> _PROBLEM DESCRIPTION_: Word for word, copy the listing below and leave out its images.

> _DATA SHOWN_:
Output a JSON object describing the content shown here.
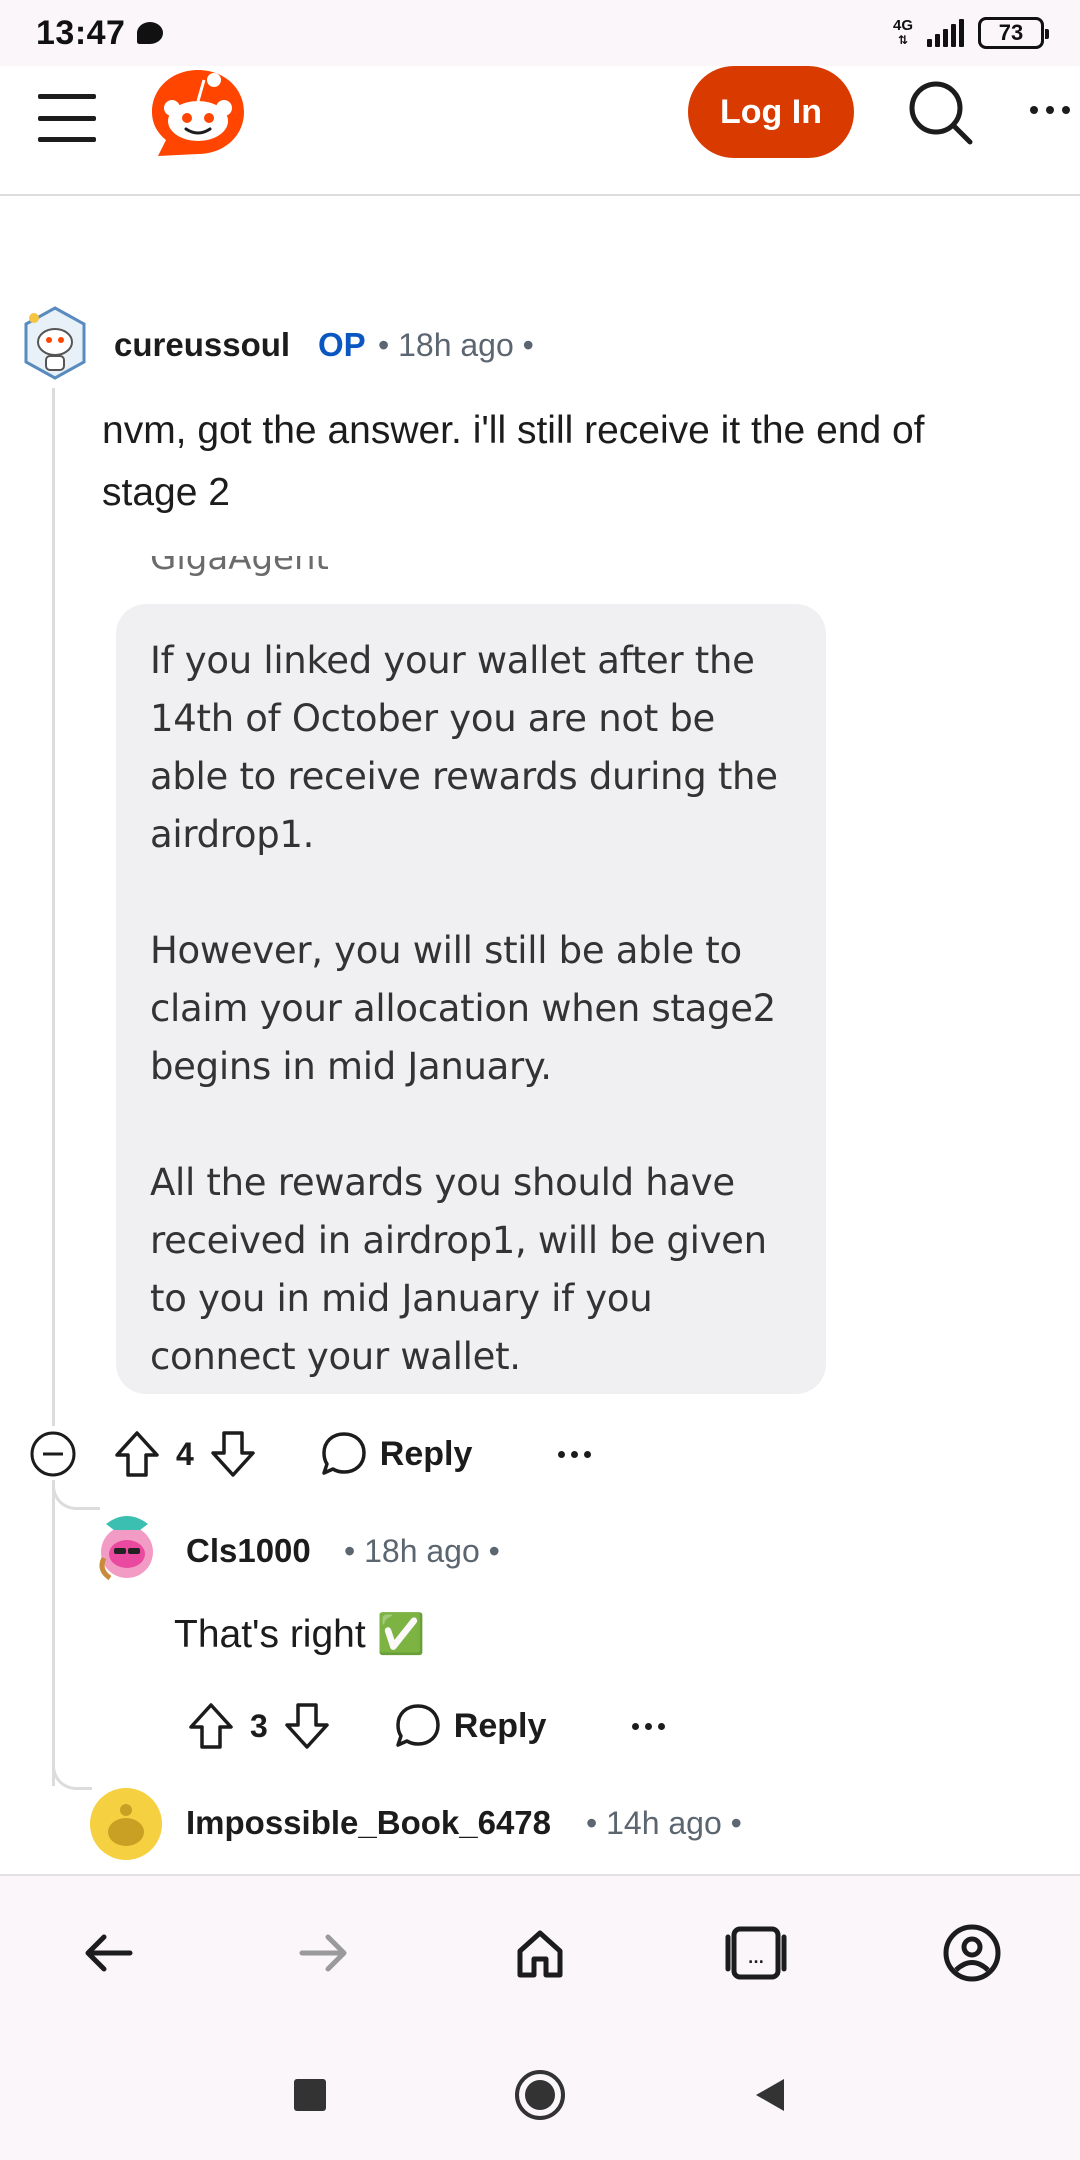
{
  "status_bar": {
    "time": "13:47",
    "network": "4G",
    "battery": "73"
  },
  "header": {
    "login_label": "Log In",
    "icons": [
      "menu-icon",
      "reddit-logo",
      "search-icon",
      "more-icon"
    ]
  },
  "comments": [
    {
      "author": "cureussoul",
      "op_label": "OP",
      "time": "• 18h ago •",
      "text": "nvm, got the answer. i'll still receive it the end of stage 2",
      "quoted_image": {
        "sender": "GigaAgent",
        "paragraphs": [
          "If you linked your wallet after the 14th of October you are not be able to receive rewards during the airdrop1.",
          "However, you will still be able to claim your allocation when stage2 begins in mid January.",
          "All the rewards you should have received in airdrop1, will be given to you in mid January if you connect your wallet."
        ]
      },
      "votes": "4",
      "reply_label": "Reply"
    },
    {
      "author": "Cls1000",
      "time": "• 18h ago •",
      "text": "That's right ✅",
      "votes": "3",
      "reply_label": "Reply"
    },
    {
      "author": "Impossible_Book_6478",
      "time": "• 14h ago •"
    }
  ],
  "browser_nav": [
    "back-icon",
    "forward-icon",
    "home-icon",
    "tabs-icon",
    "account-icon"
  ],
  "system_nav": [
    "recents-icon",
    "home-circle-icon",
    "back-triangle-icon"
  ],
  "colors": {
    "brand": "#ff4500",
    "login_button": "#d93a00",
    "op_blue": "#0a57c2",
    "meta_gray": "#5c6670"
  }
}
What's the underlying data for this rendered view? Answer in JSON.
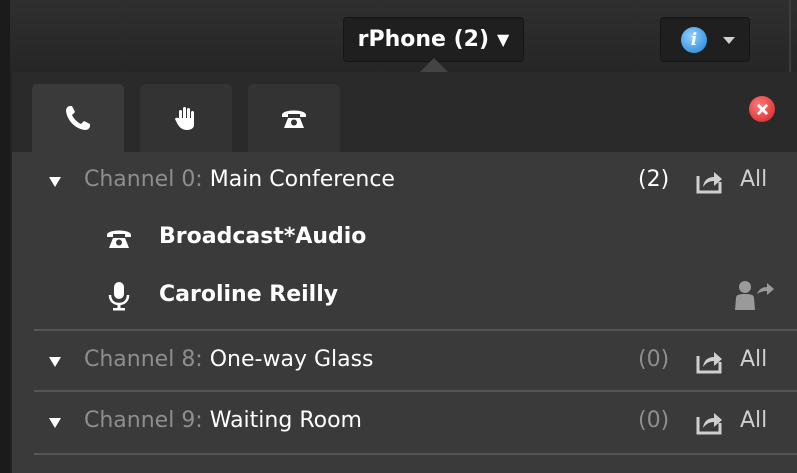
{
  "device_selector": {
    "label": "rPhone (2)",
    "caret": "▼"
  },
  "info_button": {
    "glyph": "i",
    "icon": "info-icon"
  },
  "tabs": [
    {
      "icon": "phone-icon",
      "active": true
    },
    {
      "icon": "hand-icon",
      "active": false
    },
    {
      "icon": "telephone-icon",
      "active": false
    }
  ],
  "close": {
    "icon": "close-icon",
    "color": "#e53b3b"
  },
  "channels": [
    {
      "prefix": "Channel 0:",
      "name": "Main Conference",
      "count": "(2)",
      "count_active": true,
      "all_label": "All",
      "members": [
        {
          "icon": "telephone-icon",
          "name": "Broadcast*Audio"
        },
        {
          "icon": "microphone-icon",
          "name": "Caroline Reilly",
          "action_icon": "transfer-user-icon"
        }
      ]
    },
    {
      "prefix": "Channel 8:",
      "name": "One-way Glass",
      "count": "(0)",
      "count_active": false,
      "all_label": "All",
      "members": []
    },
    {
      "prefix": "Channel 9:",
      "name": "Waiting Room",
      "count": "(0)",
      "count_active": false,
      "all_label": "All",
      "members": []
    }
  ],
  "colors": {
    "accent_info": "#1e7fd6",
    "close_red": "#d21f1f",
    "panel_bg": "#3a3a3a",
    "muted_text": "#8e8e8e"
  }
}
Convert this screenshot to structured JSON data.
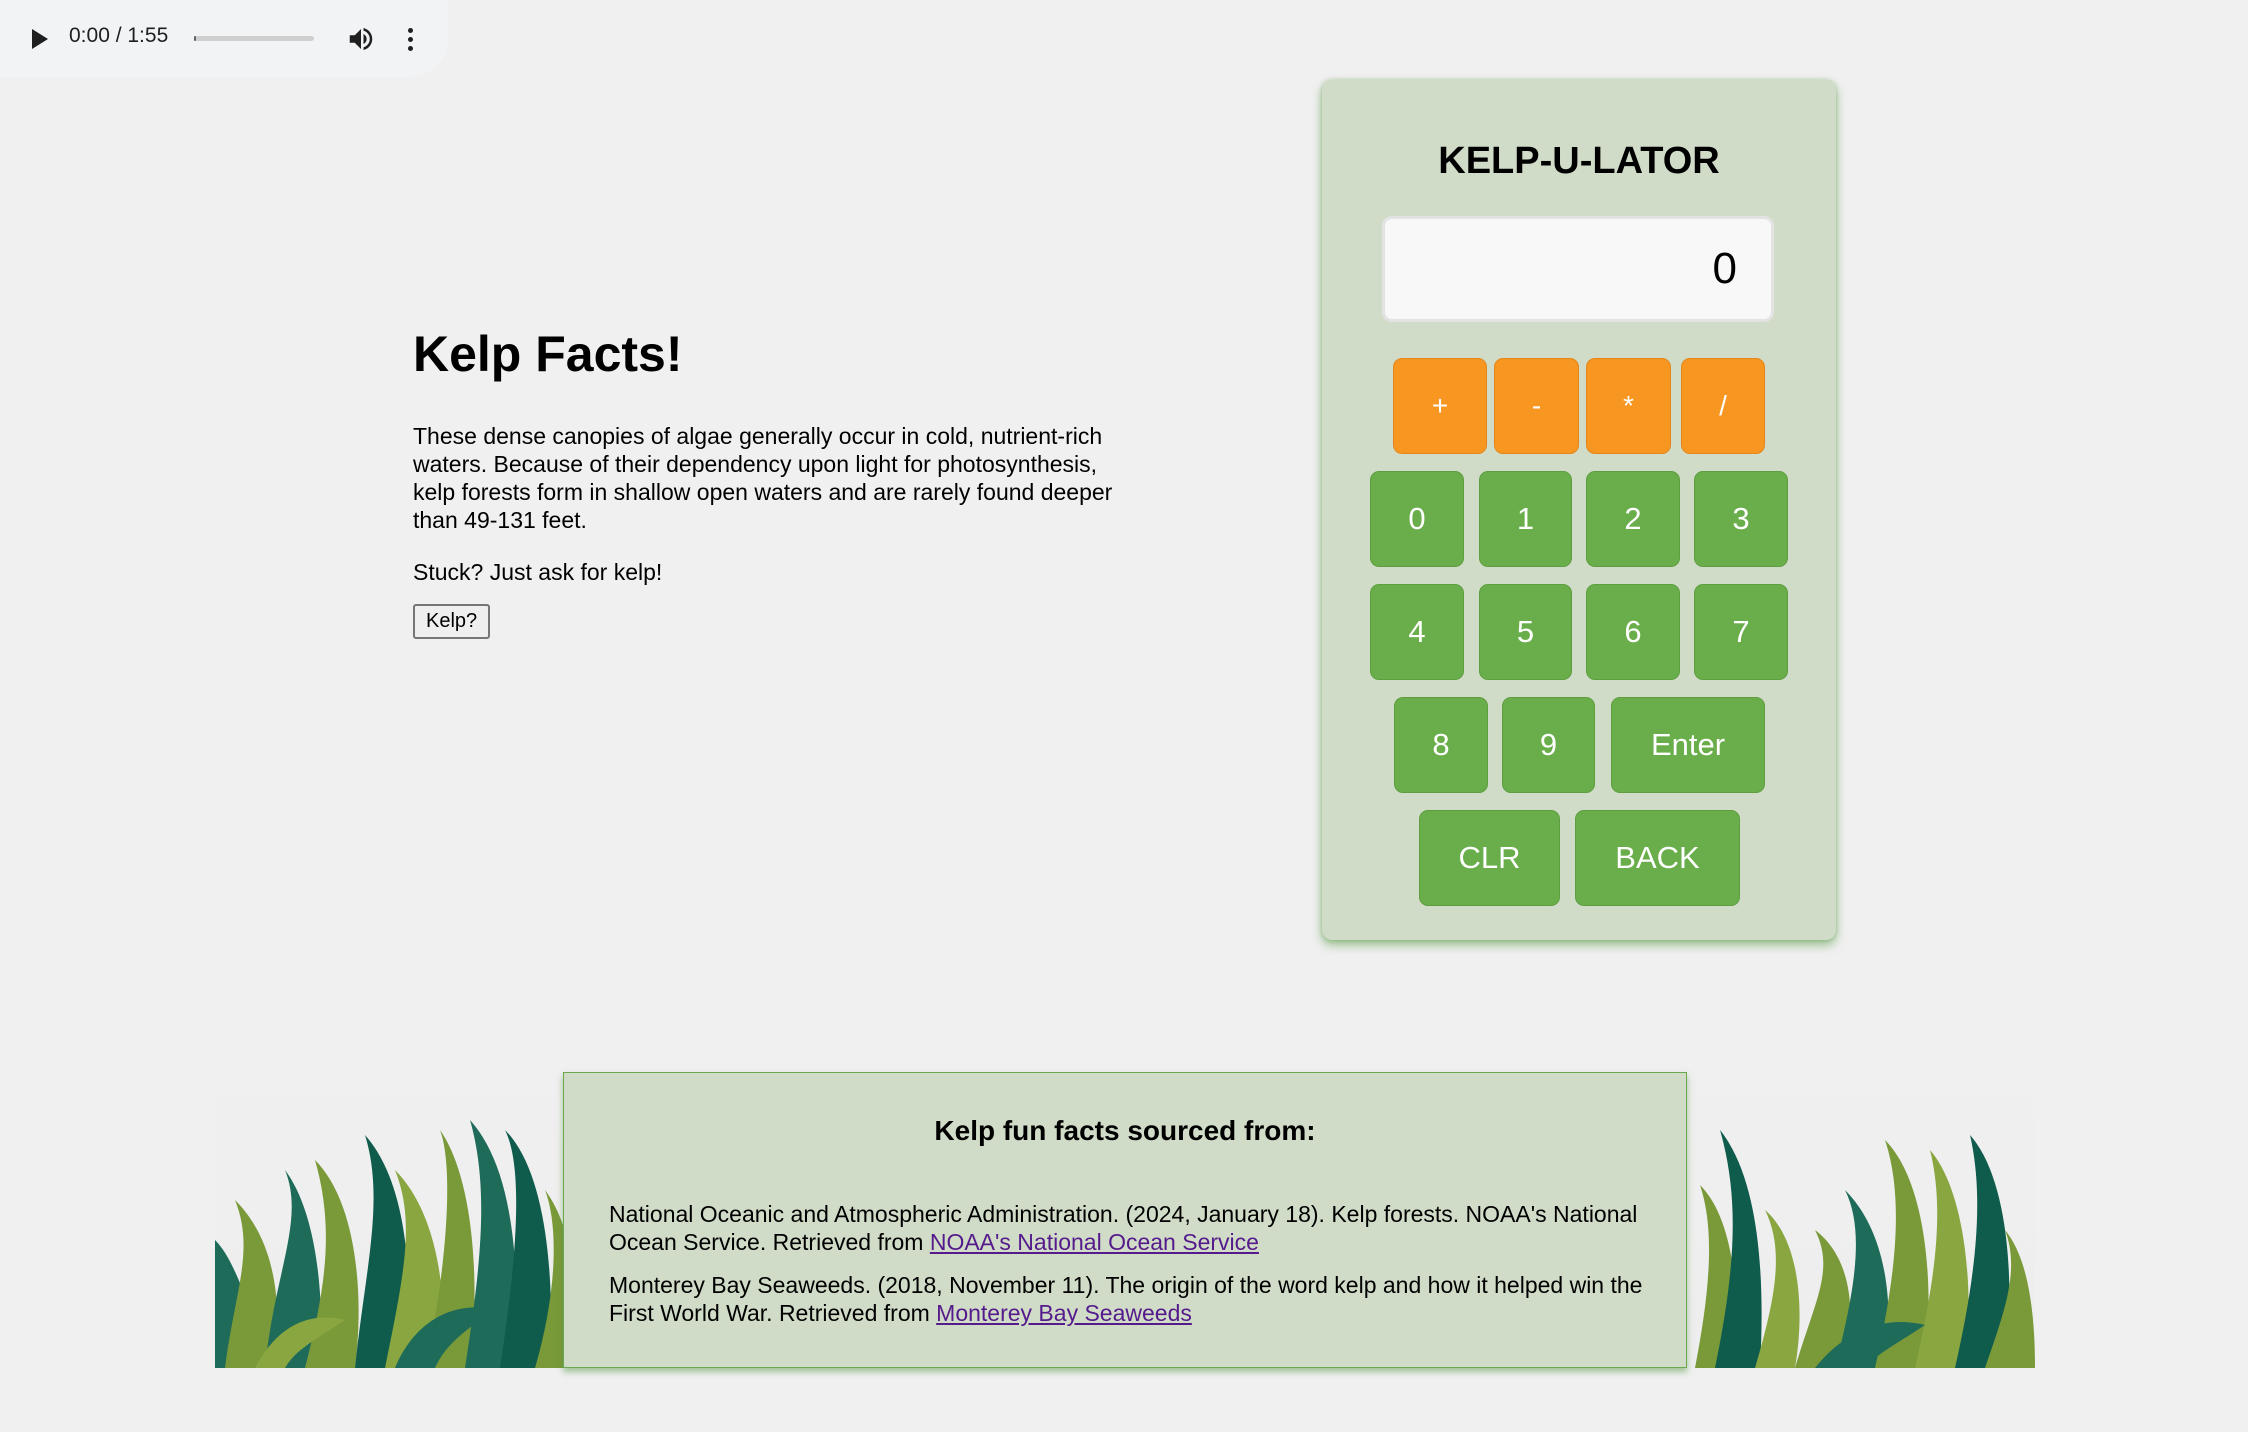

> _SOLUTION FOR THIS PROBLEM_:
Output a JSON object describing the content shown here.
{
  "status_bar": {
    "time": "13:47",
    "network": "4G",
    "battery": "73"
  },
  "header": {
    "login_label": "Log In",
    "icons": [
      "menu-icon",
      "reddit-logo",
      "search-icon",
      "more-icon"
    ]
  },
  "comments": [
    {
      "author": "cureussoul",
      "op_label": "OP",
      "time": "• 18h ago •",
      "text": "nvm, got the answer. i'll still receive it the end of stage 2",
      "quoted_image": {
        "sender": "GigaAgent",
        "paragraphs": [
          "If you linked your wallet after the 14th of October you are not be able to receive rewards during the airdrop1.",
          "However, you will still be able to claim your allocation when stage2 begins in mid January.",
          "All the rewards you should have received in airdrop1, will be given to you in mid January if you connect your wallet."
        ]
      },
      "votes": "4",
      "reply_label": "Reply"
    },
    {
      "author": "Cls1000",
      "time": "• 18h ago •",
      "text": "That's right ✅",
      "votes": "3",
      "reply_label": "Reply"
    },
    {
      "author": "Impossible_Book_6478",
      "time": "• 14h ago •"
    }
  ],
  "browser_nav": [
    "back-icon",
    "forward-icon",
    "home-icon",
    "tabs-icon",
    "account-icon"
  ],
  "system_nav": [
    "recents-icon",
    "home-circle-icon",
    "back-triangle-icon"
  ],
  "colors": {
    "brand": "#ff4500",
    "login_button": "#d93a00",
    "op_blue": "#0a57c2",
    "meta_gray": "#5c6670"
  }
}
What's the underlying data for this rendered view? Answer in JSON.
{
  "device_selector": {
    "label": "rPhone (2)",
    "caret": "▼"
  },
  "info_button": {
    "glyph": "i",
    "icon": "info-icon"
  },
  "tabs": [
    {
      "icon": "phone-icon",
      "active": true
    },
    {
      "icon": "hand-icon",
      "active": false
    },
    {
      "icon": "telephone-icon",
      "active": false
    }
  ],
  "close": {
    "icon": "close-icon",
    "color": "#e53b3b"
  },
  "channels": [
    {
      "prefix": "Channel 0:",
      "name": "Main Conference",
      "count": "(2)",
      "count_active": true,
      "all_label": "All",
      "members": [
        {
          "icon": "telephone-icon",
          "name": "Broadcast*Audio"
        },
        {
          "icon": "microphone-icon",
          "name": "Caroline Reilly",
          "action_icon": "transfer-user-icon"
        }
      ]
    },
    {
      "prefix": "Channel 8:",
      "name": "One-way Glass",
      "count": "(0)",
      "count_active": false,
      "all_label": "All",
      "members": []
    },
    {
      "prefix": "Channel 9:",
      "name": "Waiting Room",
      "count": "(0)",
      "count_active": false,
      "all_label": "All",
      "members": []
    }
  ],
  "colors": {
    "accent_info": "#1e7fd6",
    "close_red": "#d21f1f",
    "panel_bg": "#3a3a3a",
    "muted_text": "#8e8e8e"
  }
}
Convert this screenshot to structured JSON data.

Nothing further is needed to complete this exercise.